__What the task asks__
Please return every line of the records that contains the word "Versorger".

__Given entries__
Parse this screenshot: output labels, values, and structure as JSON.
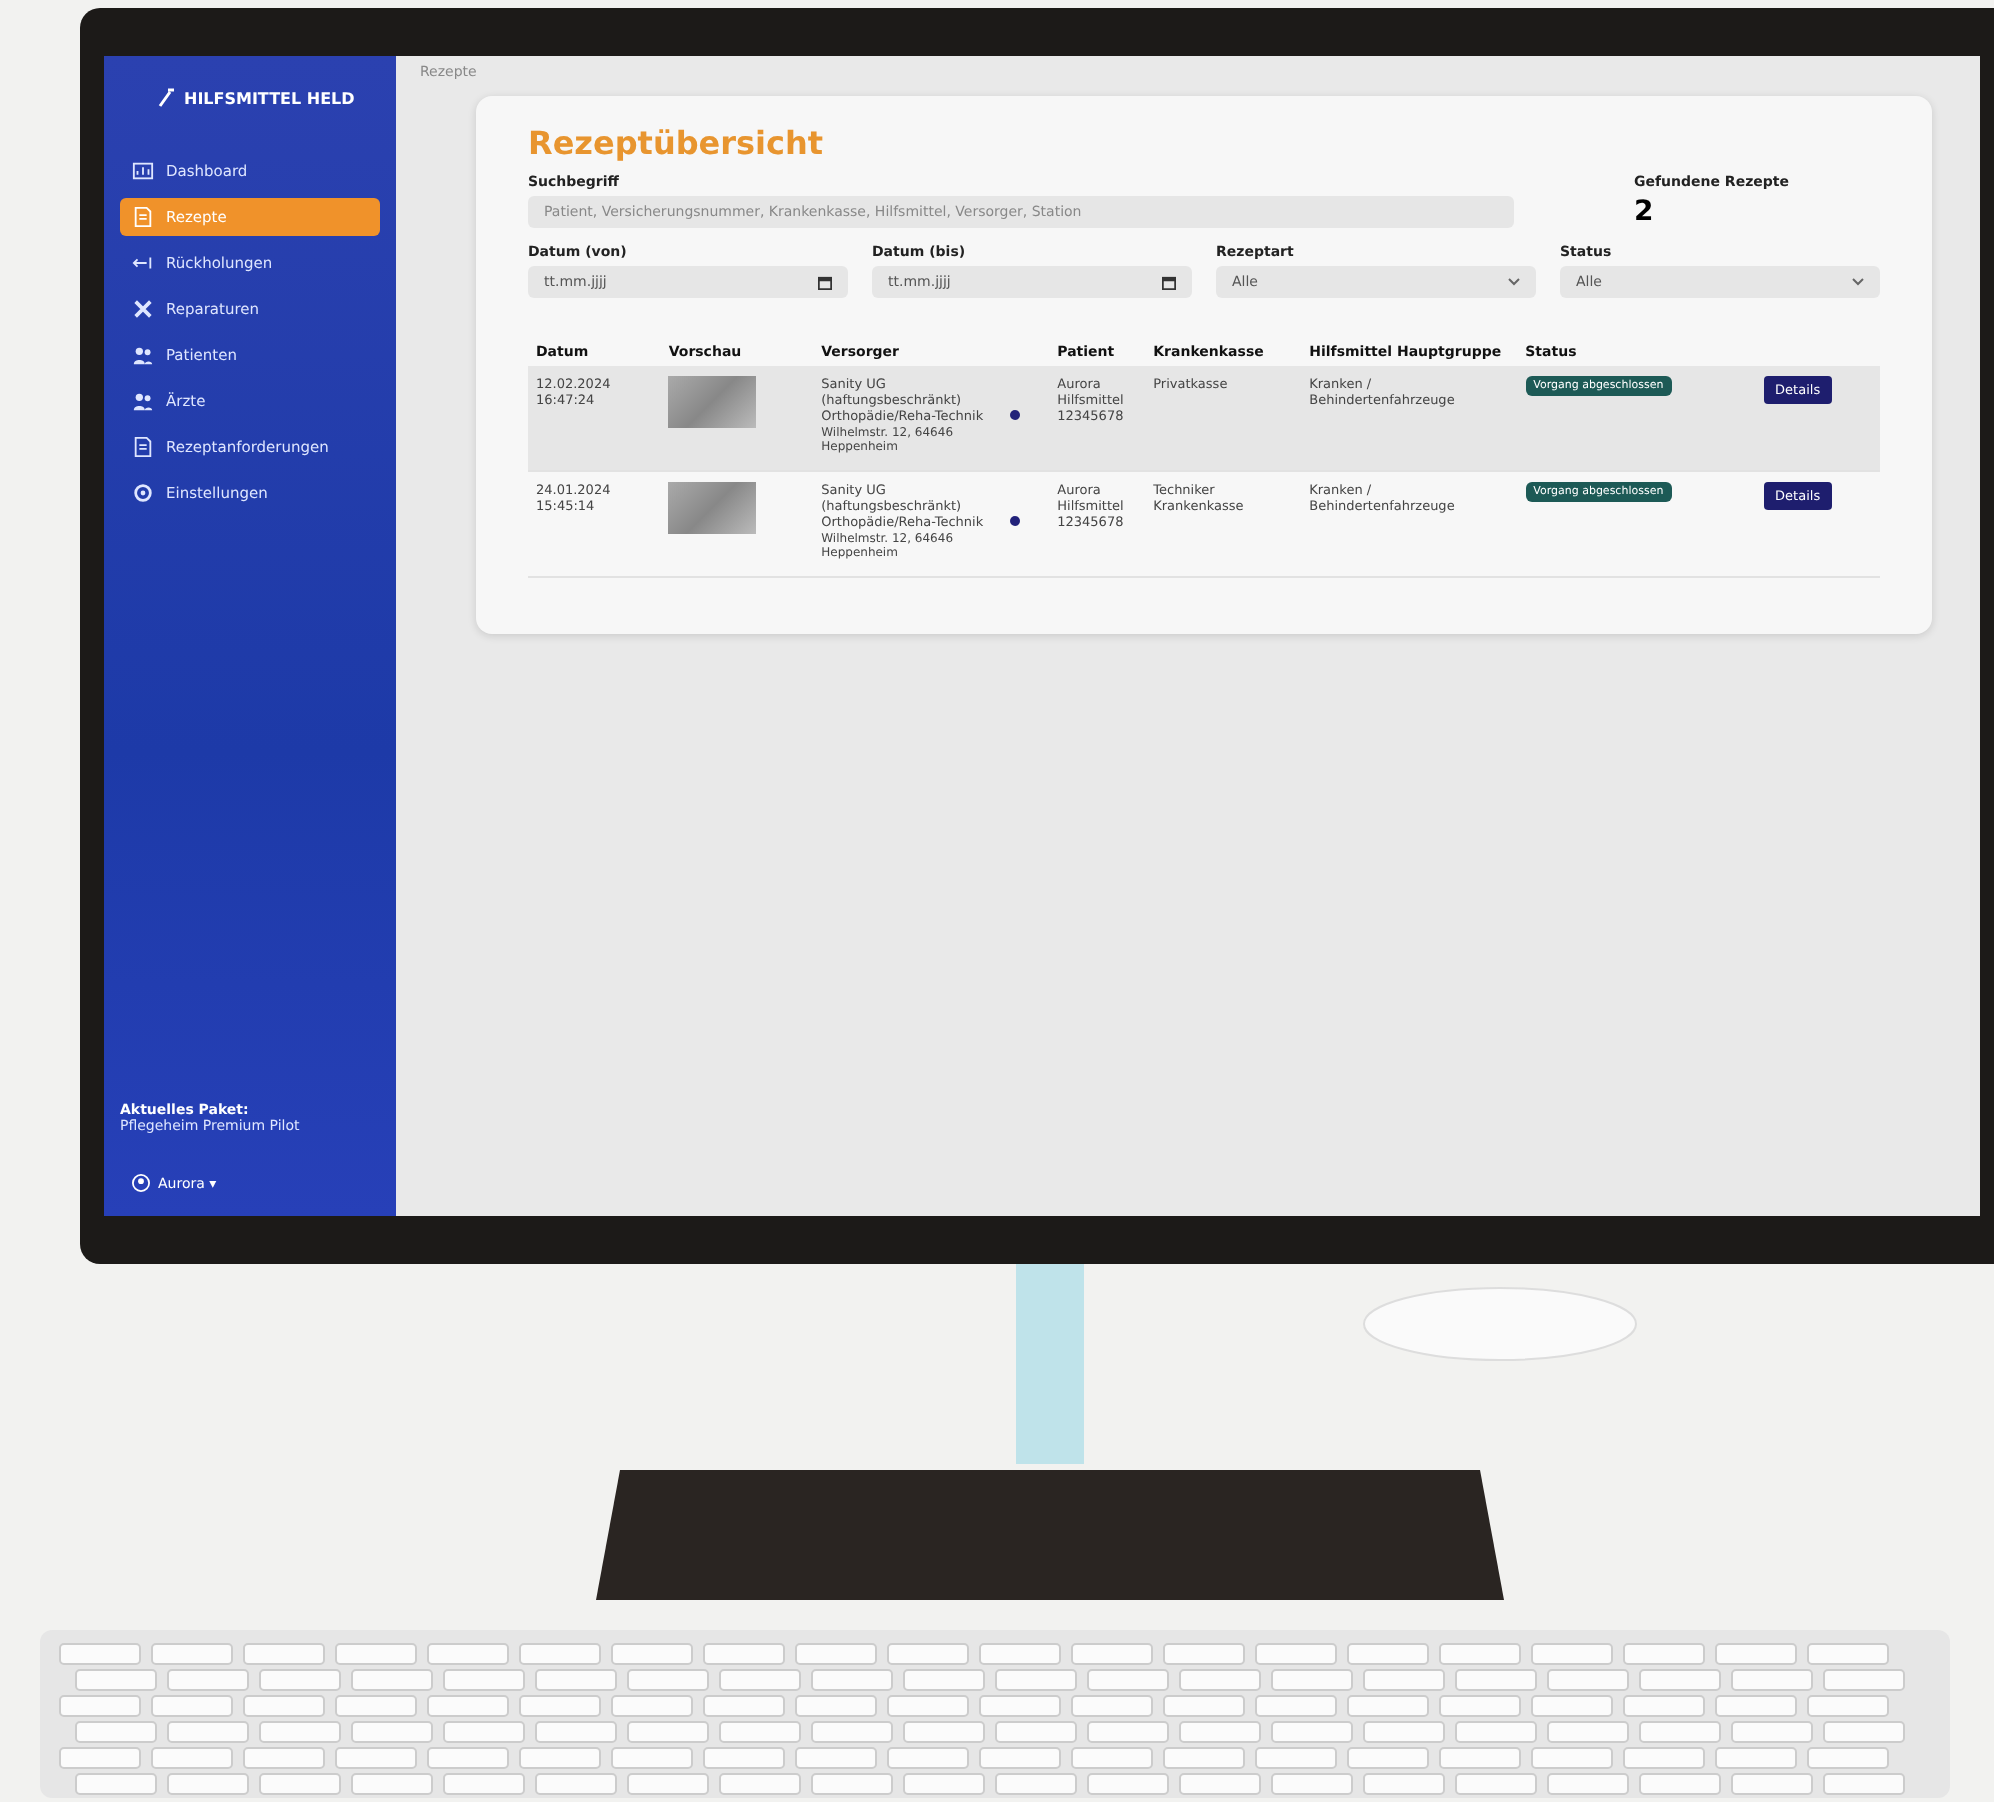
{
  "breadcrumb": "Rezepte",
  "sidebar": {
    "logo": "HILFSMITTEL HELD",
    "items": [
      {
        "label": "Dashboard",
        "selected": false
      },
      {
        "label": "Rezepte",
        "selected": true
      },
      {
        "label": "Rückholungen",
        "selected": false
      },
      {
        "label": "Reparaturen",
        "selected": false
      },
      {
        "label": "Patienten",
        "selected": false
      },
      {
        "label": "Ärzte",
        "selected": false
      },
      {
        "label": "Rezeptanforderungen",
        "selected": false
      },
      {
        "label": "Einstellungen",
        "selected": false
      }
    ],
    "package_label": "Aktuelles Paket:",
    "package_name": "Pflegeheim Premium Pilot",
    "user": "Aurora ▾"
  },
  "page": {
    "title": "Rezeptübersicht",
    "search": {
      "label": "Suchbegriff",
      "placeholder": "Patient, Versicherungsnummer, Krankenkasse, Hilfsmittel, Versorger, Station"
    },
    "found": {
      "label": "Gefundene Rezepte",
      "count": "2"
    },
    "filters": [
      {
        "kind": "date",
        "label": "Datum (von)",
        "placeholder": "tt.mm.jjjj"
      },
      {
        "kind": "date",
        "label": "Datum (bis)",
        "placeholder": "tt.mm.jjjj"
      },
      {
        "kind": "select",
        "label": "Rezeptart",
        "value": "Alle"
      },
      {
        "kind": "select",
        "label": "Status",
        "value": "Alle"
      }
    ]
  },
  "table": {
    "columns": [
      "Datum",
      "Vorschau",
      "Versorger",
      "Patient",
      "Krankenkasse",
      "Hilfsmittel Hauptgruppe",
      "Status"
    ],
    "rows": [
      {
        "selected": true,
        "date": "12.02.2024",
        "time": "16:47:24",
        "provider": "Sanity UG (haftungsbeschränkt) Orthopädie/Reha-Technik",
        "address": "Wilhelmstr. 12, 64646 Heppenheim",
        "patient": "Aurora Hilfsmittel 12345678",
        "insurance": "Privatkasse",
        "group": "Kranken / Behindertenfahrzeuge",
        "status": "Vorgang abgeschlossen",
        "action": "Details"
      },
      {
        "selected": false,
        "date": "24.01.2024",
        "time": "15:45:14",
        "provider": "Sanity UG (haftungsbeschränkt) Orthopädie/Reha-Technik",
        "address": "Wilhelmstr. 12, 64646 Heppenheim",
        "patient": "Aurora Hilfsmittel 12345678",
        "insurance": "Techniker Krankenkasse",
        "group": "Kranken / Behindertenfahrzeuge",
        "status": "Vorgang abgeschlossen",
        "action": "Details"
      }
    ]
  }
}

__Solved exercise__
      "placeholder": "Patient, Versicherungsnummer, Krankenkasse, Hilfsmittel, Versorger, Station"
      "Versorger",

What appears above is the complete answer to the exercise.